## Exercise requirements
Write down exactly what lies from the line containing "Convert this screenshot" to the end of the records, inclusive, and omit the pictures.

Web page and app entries
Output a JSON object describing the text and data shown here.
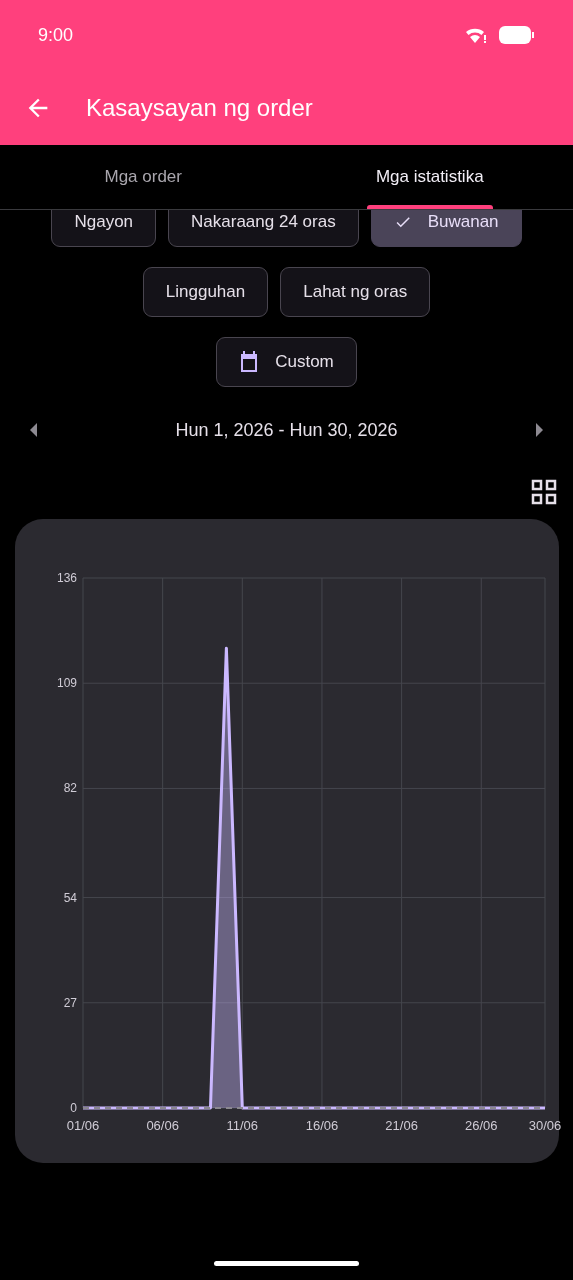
{
  "status_bar": {
    "time": "9:00"
  },
  "app_bar": {
    "title": "Kasaysayan ng order"
  },
  "tabs": [
    {
      "label": "Mga order",
      "selected": false
    },
    {
      "label": "Mga istatistika",
      "selected": true
    }
  ],
  "filter_rows": [
    [
      {
        "kind": "preset",
        "label": "Ngayon",
        "selected": false
      },
      {
        "kind": "preset",
        "label": "Nakaraang 24 oras",
        "selected": false
      },
      {
        "kind": "preset",
        "label": "Buwanan",
        "selected": true
      }
    ],
    [
      {
        "kind": "preset",
        "label": "Lingguhan",
        "selected": false
      },
      {
        "kind": "preset",
        "label": "Lahat ng oras",
        "selected": false
      }
    ],
    [
      {
        "kind": "custom",
        "label": "Custom",
        "selected": false
      }
    ]
  ],
  "date_range": {
    "label": "Hun 1, 2026 - Hun 30, 2026"
  },
  "chart": {
    "chart_data": {
      "type": "area",
      "categories": [
        "01/06",
        null,
        null,
        null,
        null,
        "06/06",
        null,
        null,
        null,
        null,
        "11/06",
        null,
        null,
        null,
        null,
        "16/06",
        null,
        null,
        null,
        null,
        "21/06",
        null,
        null,
        null,
        null,
        "26/06",
        null,
        null,
        null,
        "30/06"
      ],
      "series": [
        {
          "color": "#cbb8ff",
          "values": [
            0,
            0,
            0,
            0,
            0,
            0,
            0,
            0,
            0,
            118,
            0,
            0,
            0,
            0,
            0,
            0,
            0,
            0,
            0,
            0,
            0,
            0,
            0,
            0,
            0,
            0,
            0,
            0,
            0,
            0
          ]
        }
      ],
      "ylim": [
        0,
        136
      ],
      "grid": true,
      "yticks": [
        0,
        27,
        54,
        82,
        109,
        136
      ]
    }
  }
}
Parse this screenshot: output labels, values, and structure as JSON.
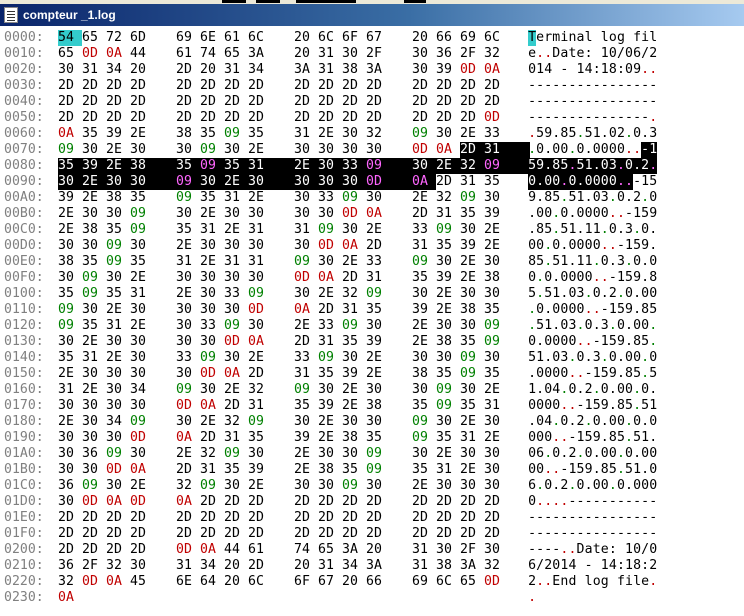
{
  "window": {
    "title": "compteur _1.log"
  },
  "colors": {
    "text": "#000000",
    "control": "#008000",
    "newline": "#c00000",
    "cursor": "#33cccc",
    "selection": "#000000"
  },
  "cursor_offset": 0,
  "selection_range": [
    126,
    156
  ],
  "rows": [
    {
      "addr": "0000:",
      "hex": "54 65 72 6D 69 6E 61 6C 20 6C 6F 67 20 66 69 6C",
      "ascii": "Terminal log fil"
    },
    {
      "addr": "0010:",
      "hex": "65 0D 0A 44 61 74 65 3A 20 31 30 2F 30 36 2F 32",
      "ascii": "e..Date: 10/06/2"
    },
    {
      "addr": "0020:",
      "hex": "30 31 34 20 2D 20 31 34 3A 31 38 3A 30 39 0D 0A",
      "ascii": "014 - 14:18:09.."
    },
    {
      "addr": "0030:",
      "hex": "2D 2D 2D 2D 2D 2D 2D 2D 2D 2D 2D 2D 2D 2D 2D 2D",
      "ascii": "----------------"
    },
    {
      "addr": "0040:",
      "hex": "2D 2D 2D 2D 2D 2D 2D 2D 2D 2D 2D 2D 2D 2D 2D 2D",
      "ascii": "----------------"
    },
    {
      "addr": "0050:",
      "hex": "2D 2D 2D 2D 2D 2D 2D 2D 2D 2D 2D 2D 2D 2D 2D 0D",
      "ascii": "---------------."
    },
    {
      "addr": "0060:",
      "hex": "0A 35 39 2E 38 35 09 35 31 2E 30 32 09 30 2E 33",
      "ascii": ".59.85.51.02.0.3"
    },
    {
      "addr": "0070:",
      "hex": "09 30 2E 30 30 09 30 2E 30 30 30 30 0D 0A 2D 31",
      "ascii": ".0.00.0.0000..-1"
    },
    {
      "addr": "0080:",
      "hex": "35 39 2E 38 35 09 35 31 2E 30 33 09 30 2E 32 09",
      "ascii": "59.85.51.03.0.2."
    },
    {
      "addr": "0090:",
      "hex": "30 2E 30 30 09 30 2E 30 30 30 30 0D 0A 2D 31 35",
      "ascii": "0.00.0.0000..-15"
    },
    {
      "addr": "00A0:",
      "hex": "39 2E 38 35 09 35 31 2E 30 33 09 30 2E 32 09 30",
      "ascii": "9.85.51.03.0.2.0"
    },
    {
      "addr": "00B0:",
      "hex": "2E 30 30 09 30 2E 30 30 30 30 0D 0A 2D 31 35 39",
      "ascii": ".00.0.0000..-159"
    },
    {
      "addr": "00C0:",
      "hex": "2E 38 35 09 35 31 2E 31 31 09 30 2E 33 09 30 2E",
      "ascii": ".85.51.11.0.3.0."
    },
    {
      "addr": "00D0:",
      "hex": "30 30 09 30 2E 30 30 30 30 0D 0A 2D 31 35 39 2E",
      "ascii": "00.0.0000..-159."
    },
    {
      "addr": "00E0:",
      "hex": "38 35 09 35 31 2E 31 31 09 30 2E 33 09 30 2E 30",
      "ascii": "85.51.11.0.3.0.0"
    },
    {
      "addr": "00F0:",
      "hex": "30 09 30 2E 30 30 30 30 0D 0A 2D 31 35 39 2E 38",
      "ascii": "0.0.0000..-159.8"
    },
    {
      "addr": "0100:",
      "hex": "35 09 35 31 2E 30 33 09 30 2E 32 09 30 2E 30 30",
      "ascii": "5.51.03.0.2.0.00"
    },
    {
      "addr": "0110:",
      "hex": "09 30 2E 30 30 30 30 0D 0A 2D 31 35 39 2E 38 35",
      "ascii": ".0.0000..-159.85"
    },
    {
      "addr": "0120:",
      "hex": "09 35 31 2E 30 33 09 30 2E 33 09 30 2E 30 30 09",
      "ascii": ".51.03.0.3.0.00."
    },
    {
      "addr": "0130:",
      "hex": "30 2E 30 30 30 30 0D 0A 2D 31 35 39 2E 38 35 09",
      "ascii": "0.0000..-159.85."
    },
    {
      "addr": "0140:",
      "hex": "35 31 2E 30 33 09 30 2E 33 09 30 2E 30 30 09 30",
      "ascii": "51.03.0.3.0.00.0"
    },
    {
      "addr": "0150:",
      "hex": "2E 30 30 30 30 0D 0A 2D 31 35 39 2E 38 35 09 35",
      "ascii": ".0000..-159.85.5"
    },
    {
      "addr": "0160:",
      "hex": "31 2E 30 34 09 30 2E 32 09 30 2E 30 30 09 30 2E",
      "ascii": "1.04.0.2.0.00.0."
    },
    {
      "addr": "0170:",
      "hex": "30 30 30 30 0D 0A 2D 31 35 39 2E 38 35 09 35 31",
      "ascii": "0000..-159.85.51"
    },
    {
      "addr": "0180:",
      "hex": "2E 30 34 09 30 2E 32 09 30 2E 30 30 09 30 2E 30",
      "ascii": ".04.0.2.0.00.0.0"
    },
    {
      "addr": "0190:",
      "hex": "30 30 30 0D 0A 2D 31 35 39 2E 38 35 09 35 31 2E",
      "ascii": "000..-159.85.51."
    },
    {
      "addr": "01A0:",
      "hex": "30 36 09 30 2E 32 09 30 2E 30 30 09 30 2E 30 30",
      "ascii": "06.0.2.0.00.0.00"
    },
    {
      "addr": "01B0:",
      "hex": "30 30 0D 0A 2D 31 35 39 2E 38 35 09 35 31 2E 30",
      "ascii": "00..-159.85.51.0"
    },
    {
      "addr": "01C0:",
      "hex": "36 09 30 2E 32 09 30 2E 30 30 09 30 2E 30 30 30",
      "ascii": "6.0.2.0.00.0.000"
    },
    {
      "addr": "01D0:",
      "hex": "30 0D 0A 0D 0A 2D 2D 2D 2D 2D 2D 2D 2D 2D 2D 2D",
      "ascii": "0....-----------"
    },
    {
      "addr": "01E0:",
      "hex": "2D 2D 2D 2D 2D 2D 2D 2D 2D 2D 2D 2D 2D 2D 2D 2D",
      "ascii": "----------------"
    },
    {
      "addr": "01F0:",
      "hex": "2D 2D 2D 2D 2D 2D 2D 2D 2D 2D 2D 2D 2D 2D 2D 2D",
      "ascii": "----------------"
    },
    {
      "addr": "0200:",
      "hex": "2D 2D 2D 2D 0D 0A 44 61 74 65 3A 20 31 30 2F 30",
      "ascii": "----..Date: 10/0"
    },
    {
      "addr": "0210:",
      "hex": "36 2F 32 30 31 34 20 2D 20 31 34 3A 31 38 3A 32",
      "ascii": "6/2014 - 14:18:2"
    },
    {
      "addr": "0220:",
      "hex": "32 0D 0A 45 6E 64 20 6C 6F 67 20 66 69 6C 65 0D",
      "ascii": "2..End log file."
    },
    {
      "addr": "0230:",
      "hex": "0A",
      "ascii": "."
    }
  ]
}
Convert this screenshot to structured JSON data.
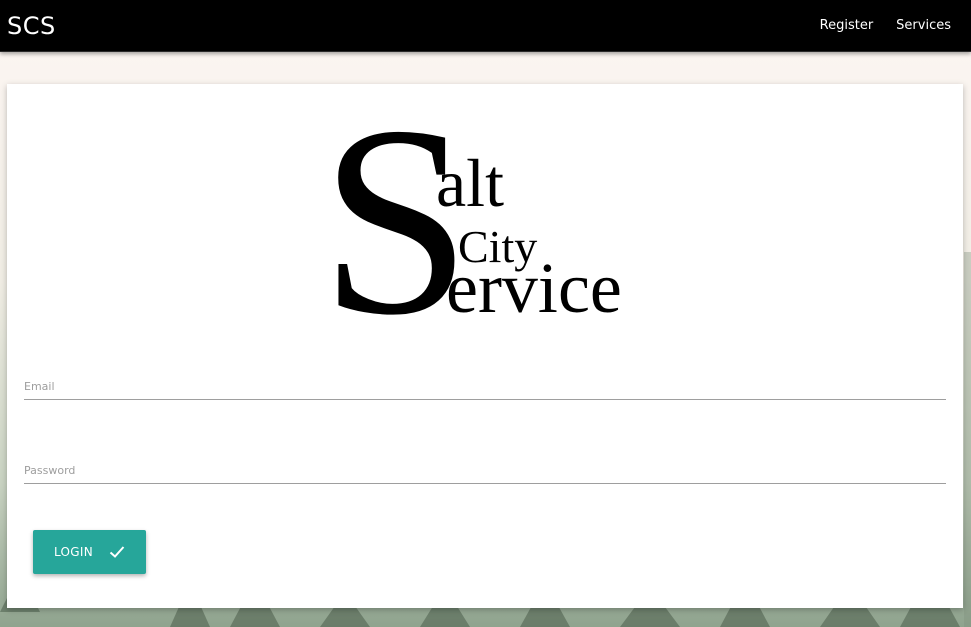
{
  "navbar": {
    "brand": "SCS",
    "links": [
      {
        "label": "Register"
      },
      {
        "label": "Services"
      }
    ]
  },
  "logo": {
    "big_letter": "S",
    "line1": "alt",
    "line2": "City",
    "line3": "ervice"
  },
  "form": {
    "email": {
      "placeholder": "Email",
      "value": ""
    },
    "password": {
      "placeholder": "Password",
      "value": ""
    },
    "login_label": "LOGIN",
    "login_icon": "check-icon"
  },
  "colors": {
    "navbar_bg": "#000000",
    "accent": "#26a69a",
    "card_bg": "#ffffff"
  }
}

## Written answer
Convert this screenshot to structured JSON data.
{
  "navbar": {
    "brand": "SCS",
    "links": [
      {
        "label": "Register"
      },
      {
        "label": "Services"
      }
    ]
  },
  "logo": {
    "big_letter": "S",
    "line1": "alt",
    "line2": "City",
    "line3": "ervice"
  },
  "form": {
    "email": {
      "placeholder": "Email",
      "value": ""
    },
    "password": {
      "placeholder": "Password",
      "value": ""
    },
    "login_label": "LOGIN",
    "login_icon": "check-icon"
  },
  "colors": {
    "navbar_bg": "#000000",
    "accent": "#26a69a",
    "card_bg": "#ffffff"
  }
}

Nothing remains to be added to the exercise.